My anticipation was that September would be a relatively quiet month, with no travel plans on the docket – and that would perhaps have been the case if I was a practising nephalist. Alas, the past few weeks brought a number of visitors from to our shores, just in time for the transition from an Indian Summer to a Scottish Autumn. Old friends. Family. Colleagues. As a result, I’ve been out and about playing host, and since our traditional form of Glasgwegian hospitality often involves participatory imbibement, I’ve been drinking a fair bit.
The weighty responsibility of repeatedly helping others to experience Glasgow ‘properly’, and somehow facilitate them getting at least a glimpse of what makes it special has inevitably led me to examine my own relationship with the city. With rising costs, restrictions on freedoms, and a general over familiarity, it seems that some kind of nostopathy is creeping in. I’ve been forced to confront the question of what I actually still like about this place.

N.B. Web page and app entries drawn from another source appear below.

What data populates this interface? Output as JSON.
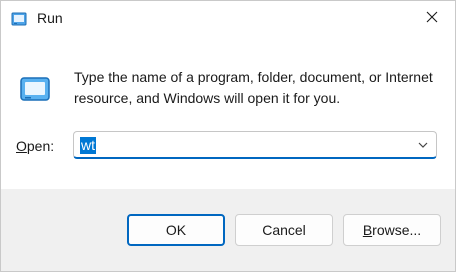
{
  "window": {
    "title": "Run",
    "icon": "run-icon",
    "close_icon": "close-icon"
  },
  "content": {
    "description": "Type the name of a program, folder, document, or Internet resource, and Windows will open it for you.",
    "open_label_key": "O",
    "open_label_rest": "pen:",
    "input_value": "wt",
    "dropdown_icon": "chevron-down-icon"
  },
  "buttons": {
    "ok": "OK",
    "cancel": "Cancel",
    "browse_key": "B",
    "browse_rest": "rowse..."
  },
  "colors": {
    "accent": "#0067c0",
    "selection": "#0078d4",
    "footer_bg": "#f0f0f0"
  }
}
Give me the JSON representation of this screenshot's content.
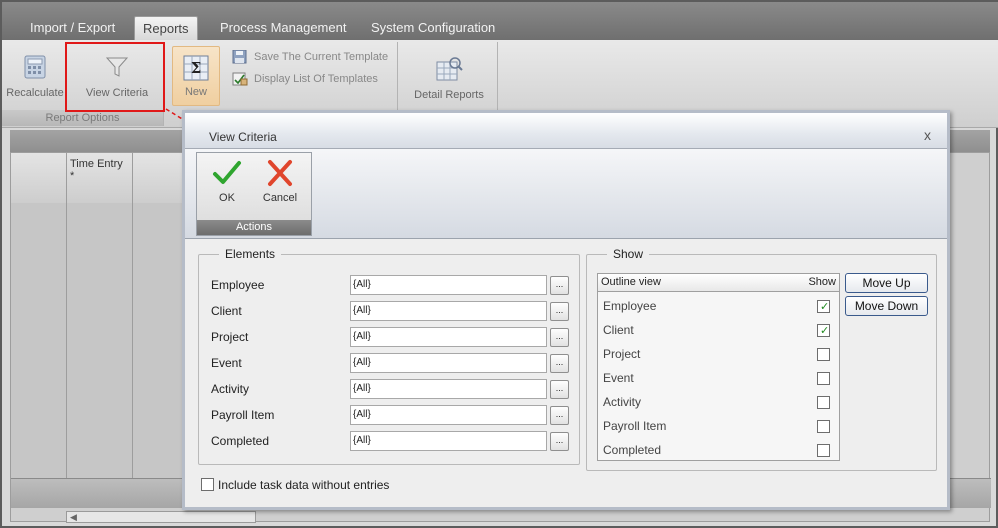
{
  "tabs": [
    {
      "label": "Import / Export",
      "active": false
    },
    {
      "label": "Reports",
      "active": true
    },
    {
      "label": "Process Management",
      "active": false
    },
    {
      "label": "System Configuration",
      "active": false
    }
  ],
  "ribbon": {
    "recalculate_label": "Recalculate",
    "view_criteria_label": "View Criteria",
    "report_options_label": "Report Options",
    "new_label": "New",
    "save_template_label": "Save The Current Template",
    "display_templates_label": "Display List Of Templates",
    "detail_reports_label": "Detail Reports"
  },
  "background_grid": {
    "column_header": "Time Entry *"
  },
  "dialog": {
    "title": "View Criteria",
    "close_glyph": "x",
    "ok_label": "OK",
    "cancel_label": "Cancel",
    "actions_label": "Actions",
    "elements_legend": "Elements",
    "show_legend": "Show",
    "elements": [
      {
        "name": "Employee",
        "value": "{All}"
      },
      {
        "name": "Client",
        "value": "{All}"
      },
      {
        "name": "Project",
        "value": "{All}"
      },
      {
        "name": "Event",
        "value": "{All}"
      },
      {
        "name": "Activity",
        "value": "{All}"
      },
      {
        "name": "Payroll Item",
        "value": "{All}"
      },
      {
        "name": "Completed",
        "value": "{All}"
      }
    ],
    "dots_label": "...",
    "outline_header": "Outline view",
    "show_header": "Show",
    "outline_items": [
      {
        "name": "Employee",
        "checked": true
      },
      {
        "name": "Client",
        "checked": true
      },
      {
        "name": "Project",
        "checked": false
      },
      {
        "name": "Event",
        "checked": false
      },
      {
        "name": "Activity",
        "checked": false
      },
      {
        "name": "Payroll Item",
        "checked": false
      },
      {
        "name": "Completed",
        "checked": false
      }
    ],
    "move_up_label": "Move Up",
    "move_down_label": "Move Down",
    "include_label": "Include task data without entries"
  },
  "colors": {
    "highlight": "#e01818",
    "check": "#1f8a1f"
  }
}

My reflections have come about partly as a result of frequent trips to the capital, Edinburgh. There’s a lot to hate about that place – filled as it is with obnoxious tourists and tartan tat. However, there are also hidden bars and charming streets; fresh nooks and crannies to explore. Not for the first time in the past few years, I’ve began to toy with the idea of what it would be like to move Eastward, if only for a shift in perspective. As a Weegie, Auld Reekie might not be my favourite place in the world, but realistically it would be one of the few viable options. There isn’t really anywhere else in this God-forsaken island that would be much better.
This is all becoming quite morose now, and it was never intended to be. The last few weeks have been anything but dull – and perhaps that is the problem. Reminders of the possibilities of life can sometimes serve only to highlight the everyday mundanity which is all-too-easy to slip into, or the pressures of responsibility which become a singular fixation.
It was around about this time last year that I had very similar feelings – ones which eventually turned out to be precipitating a period of transition and positive change. It can be hard to see what is on the other side when you are going through such a process, and so I’m not entirely sure what will happen – but I suspect there are some fundamental shifts on the horizon.
One thing I have enjoyed is the new Lumix GX9 that I picked up. Coupled with a Leica 9mm f1.7 lens, it has become my everyday camera – coming with me on every major adventure and minor interaction. The portability and versatility has helped me preserve and savour the series of moments that make up life over the past month, and I’ve found myself rediscovering some of what I liked about taking pictures in the first place.
For now… we have October.